### Exercise prompt
Setting aside any pictures, reproduce the data exactly.

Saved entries
---

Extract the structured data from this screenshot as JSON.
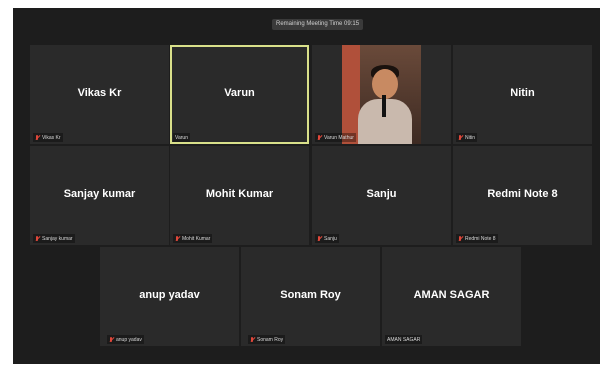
{
  "meeting": {
    "remaining_time_text": "Remaining Meeting Time 09:15"
  },
  "participants": [
    {
      "name": "Vikas Kr",
      "label": "Vikas Kr",
      "muted": true,
      "active": false,
      "video": false
    },
    {
      "name": "Varun",
      "label": "Varun",
      "muted": false,
      "active": true,
      "video": false
    },
    {
      "name": "",
      "label": "Varun Mathur",
      "muted": true,
      "active": false,
      "video": true
    },
    {
      "name": "Nitin",
      "label": "Nitin",
      "muted": true,
      "active": false,
      "video": false
    },
    {
      "name": "Sanjay kumar",
      "label": "Sanjay kumar",
      "muted": true,
      "active": false,
      "video": false
    },
    {
      "name": "Mohit Kumar",
      "label": "Mohit Kumar",
      "muted": true,
      "active": false,
      "video": false
    },
    {
      "name": "Sanju",
      "label": "Sanju",
      "muted": true,
      "active": false,
      "video": false
    },
    {
      "name": "Redmi Note 8",
      "label": "Redmi Note 8",
      "muted": true,
      "active": false,
      "video": false
    },
    {
      "name": "anup yadav",
      "label": "anup yadav",
      "muted": true,
      "active": false,
      "video": false
    },
    {
      "name": "Sonam Roy",
      "label": "Sonam Roy",
      "muted": true,
      "active": false,
      "video": false
    },
    {
      "name": "AMAN SAGAR",
      "label": "AMAN SAGAR",
      "muted": false,
      "active": false,
      "video": false
    }
  ],
  "colors": {
    "background": "#1d1d1d",
    "tile": "#2a2a2a",
    "active_border": "#d9e08a",
    "muted_icon": "#e0473a"
  }
}
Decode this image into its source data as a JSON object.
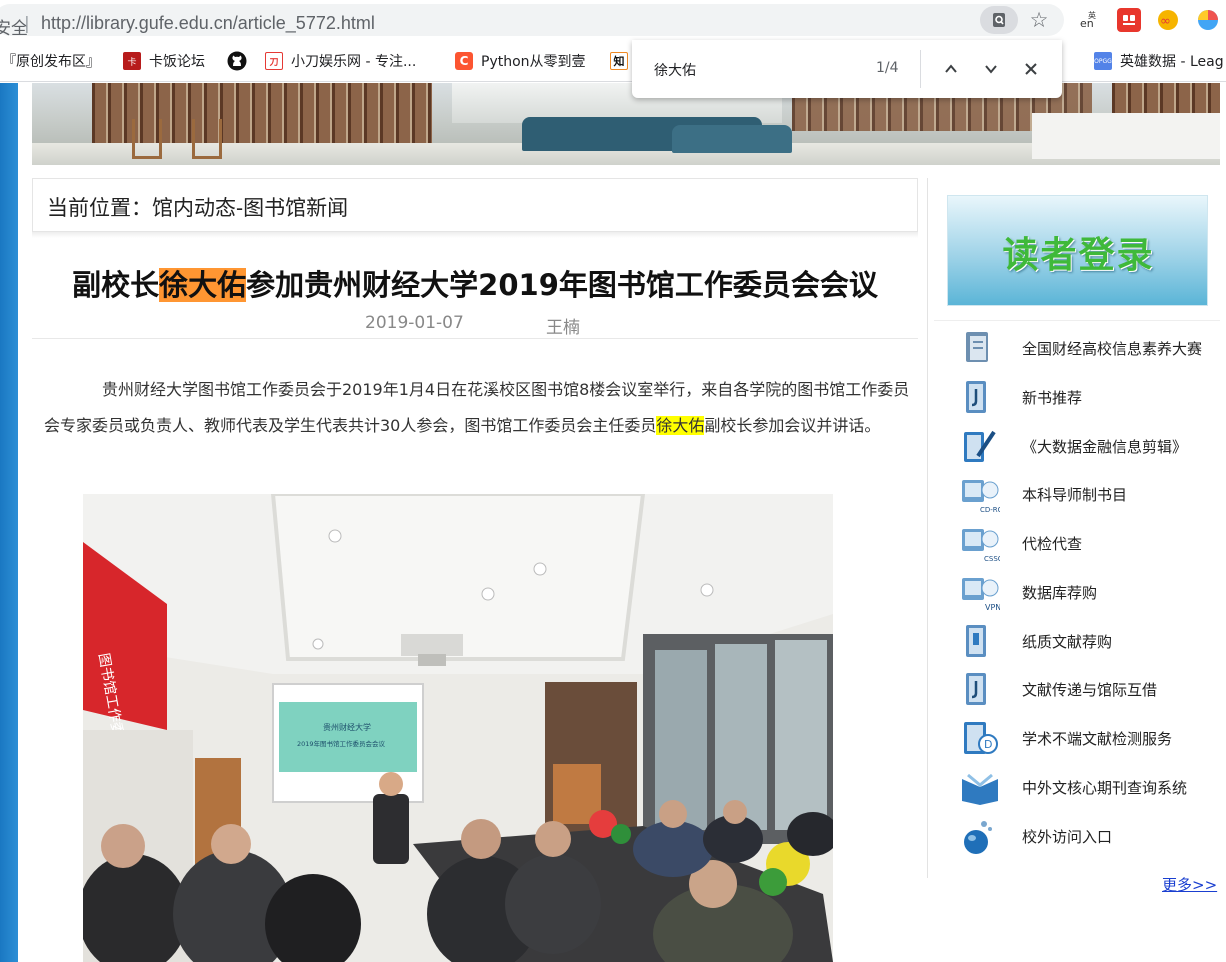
{
  "browser": {
    "security_label": "安全",
    "url": "http://library.gufe.edu.cn/article_5772.html"
  },
  "bookmarks": [
    {
      "label": "『原创发布区』",
      "icon": "bookmark-page-icon"
    },
    {
      "label": "卡饭论坛",
      "icon": "kafan-logo-icon"
    },
    {
      "label": "",
      "icon": "github-icon"
    },
    {
      "label": "小刀娱乐网 - 专注...",
      "icon": "xiaodao-logo-icon"
    },
    {
      "label": "Python从零到壹",
      "icon": "csdn-c-icon"
    },
    {
      "label": "",
      "icon": "zhihu-icon"
    },
    {
      "label": "英雄数据 - Leag",
      "icon": "opgg-icon"
    }
  ],
  "find": {
    "query": "徐大佑",
    "count": "1/4"
  },
  "breadcrumb": "当前位置：馆内动态-图书馆新闻",
  "article": {
    "title_before": "副校长",
    "title_highlight": "徐大佑",
    "title_after": "参加贵州财经大学2019年图书馆工作委员会会议",
    "date": "2019-01-07",
    "author": "王楠",
    "para_before": "贵州财经大学图书馆工作委员会于2019年1月4日在花溪校区图书馆8楼会议室举行，来自各学院的图书馆工作委员会专家委员或负责人、教师代表及学生代表共计30人参会，图书馆工作委员会主任委员",
    "para_highlight": "徐大佑",
    "para_after": "副校长参加会议并讲话。",
    "photo": {
      "banner_text": "图书馆工作委员会会议",
      "screen_line1": "贵州财经大学",
      "screen_line2": "2019年图书馆工作委员会会议"
    }
  },
  "sidebar": {
    "login": "读者登录",
    "items": [
      {
        "label": "全国财经高校信息素养大赛"
      },
      {
        "label": "新书推荐"
      },
      {
        "label": "《大数据金融信息剪辑》"
      },
      {
        "label": "本科导师制书目",
        "badge": "CD-ROM"
      },
      {
        "label": "代检代查",
        "badge": "CSSCI"
      },
      {
        "label": "数据库荐购",
        "badge": "VPN"
      },
      {
        "label": "纸质文献荐购"
      },
      {
        "label": "文献传递与馆际互借"
      },
      {
        "label": "学术不端文献检测服务",
        "badge": "D"
      },
      {
        "label": "中外文核心期刊查询系统"
      },
      {
        "label": "校外访问入口"
      }
    ],
    "more": "更多>>"
  },
  "colors": {
    "highlight_active": "#ff9632",
    "highlight_other": "#ffff00",
    "login_text": "#3fb93a",
    "link": "#1a3fd0"
  }
}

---

### Solution for this task
Extract the structured data from this screenshot as JSON.
{
  "meeting": {
    "remaining_time_text": "Remaining Meeting Time 09:15"
  },
  "participants": [
    {
      "name": "Vikas Kr",
      "label": "Vikas Kr",
      "muted": true,
      "active": false,
      "video": false
    },
    {
      "name": "Varun",
      "label": "Varun",
      "muted": false,
      "active": true,
      "video": false
    },
    {
      "name": "",
      "label": "Varun Mathur",
      "muted": true,
      "active": false,
      "video": true
    },
    {
      "name": "Nitin",
      "label": "Nitin",
      "muted": true,
      "active": false,
      "video": false
    },
    {
      "name": "Sanjay kumar",
      "label": "Sanjay kumar",
      "muted": true,
      "active": false,
      "video": false
    },
    {
      "name": "Mohit Kumar",
      "label": "Mohit Kumar",
      "muted": true,
      "active": false,
      "video": false
    },
    {
      "name": "Sanju",
      "label": "Sanju",
      "muted": true,
      "active": false,
      "video": false
    },
    {
      "name": "Redmi Note 8",
      "label": "Redmi Note 8",
      "muted": true,
      "active": false,
      "video": false
    },
    {
      "name": "anup yadav",
      "label": "anup yadav",
      "muted": true,
      "active": false,
      "video": false
    },
    {
      "name": "Sonam Roy",
      "label": "Sonam Roy",
      "muted": true,
      "active": false,
      "video": false
    },
    {
      "name": "AMAN SAGAR",
      "label": "AMAN SAGAR",
      "muted": false,
      "active": false,
      "video": false
    }
  ],
  "colors": {
    "background": "#1d1d1d",
    "tile": "#2a2a2a",
    "active_border": "#d9e08a",
    "muted_icon": "#e0473a"
  }
}
Decode this image into its source data as a JSON object.
{
  "browser": {
    "security_label": "安全",
    "url": "http://library.gufe.edu.cn/article_5772.html"
  },
  "bookmarks": [
    {
      "label": "『原创发布区』",
      "icon": "bookmark-page-icon"
    },
    {
      "label": "卡饭论坛",
      "icon": "kafan-logo-icon"
    },
    {
      "label": "",
      "icon": "github-icon"
    },
    {
      "label": "小刀娱乐网 - 专注...",
      "icon": "xiaodao-logo-icon"
    },
    {
      "label": "Python从零到壹",
      "icon": "csdn-c-icon"
    },
    {
      "label": "",
      "icon": "zhihu-icon"
    },
    {
      "label": "英雄数据 - Leag",
      "icon": "opgg-icon"
    }
  ],
  "find": {
    "query": "徐大佑",
    "count": "1/4"
  },
  "breadcrumb": "当前位置：馆内动态-图书馆新闻",
  "article": {
    "title_before": "副校长",
    "title_highlight": "徐大佑",
    "title_after": "参加贵州财经大学2019年图书馆工作委员会会议",
    "date": "2019-01-07",
    "author": "王楠",
    "para_before": "贵州财经大学图书馆工作委员会于2019年1月4日在花溪校区图书馆8楼会议室举行，来自各学院的图书馆工作委员会专家委员或负责人、教师代表及学生代表共计30人参会，图书馆工作委员会主任委员",
    "para_highlight": "徐大佑",
    "para_after": "副校长参加会议并讲话。",
    "photo": {
      "banner_text": "图书馆工作委员会会议",
      "screen_line1": "贵州财经大学",
      "screen_line2": "2019年图书馆工作委员会会议"
    }
  },
  "sidebar": {
    "login": "读者登录",
    "items": [
      {
        "label": "全国财经高校信息素养大赛"
      },
      {
        "label": "新书推荐"
      },
      {
        "label": "《大数据金融信息剪辑》"
      },
      {
        "label": "本科导师制书目",
        "badge": "CD-ROM"
      },
      {
        "label": "代检代查",
        "badge": "CSSCI"
      },
      {
        "label": "数据库荐购",
        "badge": "VPN"
      },
      {
        "label": "纸质文献荐购"
      },
      {
        "label": "文献传递与馆际互借"
      },
      {
        "label": "学术不端文献检测服务",
        "badge": "D"
      },
      {
        "label": "中外文核心期刊查询系统"
      },
      {
        "label": "校外访问入口"
      }
    ],
    "more": "更多>>"
  },
  "colors": {
    "highlight_active": "#ff9632",
    "highlight_other": "#ffff00",
    "login_text": "#3fb93a",
    "link": "#1a3fd0"
  }
}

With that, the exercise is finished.